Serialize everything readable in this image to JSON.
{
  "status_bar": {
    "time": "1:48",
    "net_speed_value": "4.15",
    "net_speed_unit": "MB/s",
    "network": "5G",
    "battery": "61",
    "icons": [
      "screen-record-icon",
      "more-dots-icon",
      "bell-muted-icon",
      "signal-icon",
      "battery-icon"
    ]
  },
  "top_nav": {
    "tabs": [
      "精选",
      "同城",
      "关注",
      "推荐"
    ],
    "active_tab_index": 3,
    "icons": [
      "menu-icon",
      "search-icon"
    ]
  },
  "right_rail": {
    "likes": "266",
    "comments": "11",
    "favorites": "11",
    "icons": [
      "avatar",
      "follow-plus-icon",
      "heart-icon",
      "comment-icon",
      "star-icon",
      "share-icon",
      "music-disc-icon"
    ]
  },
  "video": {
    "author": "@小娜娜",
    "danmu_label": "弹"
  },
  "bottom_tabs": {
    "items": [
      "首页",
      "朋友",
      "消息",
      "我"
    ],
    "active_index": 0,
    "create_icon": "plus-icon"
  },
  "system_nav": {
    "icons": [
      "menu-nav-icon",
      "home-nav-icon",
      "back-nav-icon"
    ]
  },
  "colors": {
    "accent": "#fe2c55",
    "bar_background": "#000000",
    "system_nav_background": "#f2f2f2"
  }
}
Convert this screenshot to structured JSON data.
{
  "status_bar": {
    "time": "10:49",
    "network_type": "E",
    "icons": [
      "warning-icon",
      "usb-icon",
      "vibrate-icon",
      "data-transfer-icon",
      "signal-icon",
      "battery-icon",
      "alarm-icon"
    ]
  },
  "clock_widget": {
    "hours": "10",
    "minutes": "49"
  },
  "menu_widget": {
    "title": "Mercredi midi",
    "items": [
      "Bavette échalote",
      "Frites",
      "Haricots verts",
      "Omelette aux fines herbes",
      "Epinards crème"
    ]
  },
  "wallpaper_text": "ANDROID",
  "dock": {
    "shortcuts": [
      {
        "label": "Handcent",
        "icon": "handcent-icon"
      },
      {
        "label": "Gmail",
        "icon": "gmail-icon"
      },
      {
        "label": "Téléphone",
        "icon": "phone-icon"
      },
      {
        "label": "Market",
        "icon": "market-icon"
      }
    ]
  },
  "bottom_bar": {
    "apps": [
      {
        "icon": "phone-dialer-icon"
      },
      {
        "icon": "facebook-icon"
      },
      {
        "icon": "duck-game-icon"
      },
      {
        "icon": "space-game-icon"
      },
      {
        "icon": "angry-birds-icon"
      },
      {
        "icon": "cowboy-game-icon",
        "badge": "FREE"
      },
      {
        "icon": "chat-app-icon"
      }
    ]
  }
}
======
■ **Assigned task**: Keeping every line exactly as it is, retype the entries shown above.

■ **Output**:
Serialize everything readable in this image to JSON.
{
  "status_bar": {
    "time": "1:48",
    "net_speed_value": "4.15",
    "net_speed_unit": "MB/s",
    "network": "5G",
    "battery": "61",
    "icons": [
      "screen-record-icon",
      "more-dots-icon",
      "bell-muted-icon",
      "signal-icon",
      "battery-icon"
    ]
  },
  "top_nav": {
    "tabs": [
      "精选",
      "同城",
      "关注",
      "推荐"
    ],
    "active_tab_index": 3,
    "icons": [
      "menu-icon",
      "search-icon"
    ]
  },
  "right_rail": {
    "likes": "266",
    "comments": "11",
    "favorites": "11",
    "icons": [
      "avatar",
      "follow-plus-icon",
      "heart-icon",
      "comment-icon",
      "star-icon",
      "share-icon",
      "music-disc-icon"
    ]
  },
  "video": {
    "author": "@小娜娜",
    "danmu_label": "弹"
  },
  "bottom_tabs": {
    "items": [
      "首页",
      "朋友",
      "消息",
      "我"
    ],
    "active_index": 0,
    "create_icon": "plus-icon"
  },
  "system_nav": {
    "icons": [
      "menu-nav-icon",
      "home-nav-icon",
      "back-nav-icon"
    ]
  },
  "colors": {
    "accent": "#fe2c55",
    "bar_background": "#000000",
    "system_nav_background": "#f2f2f2"
  }
}
Convert this screenshot to structured JSON data.
{
  "status_bar": {
    "time": "10:49",
    "network_type": "E",
    "icons": [
      "warning-icon",
      "usb-icon",
      "vibrate-icon",
      "data-transfer-icon",
      "signal-icon",
      "battery-icon",
      "alarm-icon"
    ]
  },
  "clock_widget": {
    "hours": "10",
    "minutes": "49"
  },
  "menu_widget": {
    "title": "Mercredi midi",
    "items": [
      "Bavette échalote",
      "Frites",
      "Haricots verts",
      "Omelette aux fines herbes",
      "Epinards crème"
    ]
  },
  "wallpaper_text": "ANDROID",
  "dock": {
    "shortcuts": [
      {
        "label": "Handcent",
        "icon": "handcent-icon"
      },
      {
        "label": "Gmail",
        "icon": "gmail-icon"
      },
      {
        "label": "Téléphone",
        "icon": "phone-icon"
      },
      {
        "label": "Market",
        "icon": "market-icon"
      }
    ]
  },
  "bottom_bar": {
    "apps": [
      {
        "icon": "phone-dialer-icon"
      },
      {
        "icon": "facebook-icon"
      },
      {
        "icon": "duck-game-icon"
      },
      {
        "icon": "space-game-icon"
      },
      {
        "icon": "angry-birds-icon"
      },
      {
        "icon": "cowboy-game-icon",
        "badge": "FREE"
      },
      {
        "icon": "chat-app-icon"
      }
    ]
  }
}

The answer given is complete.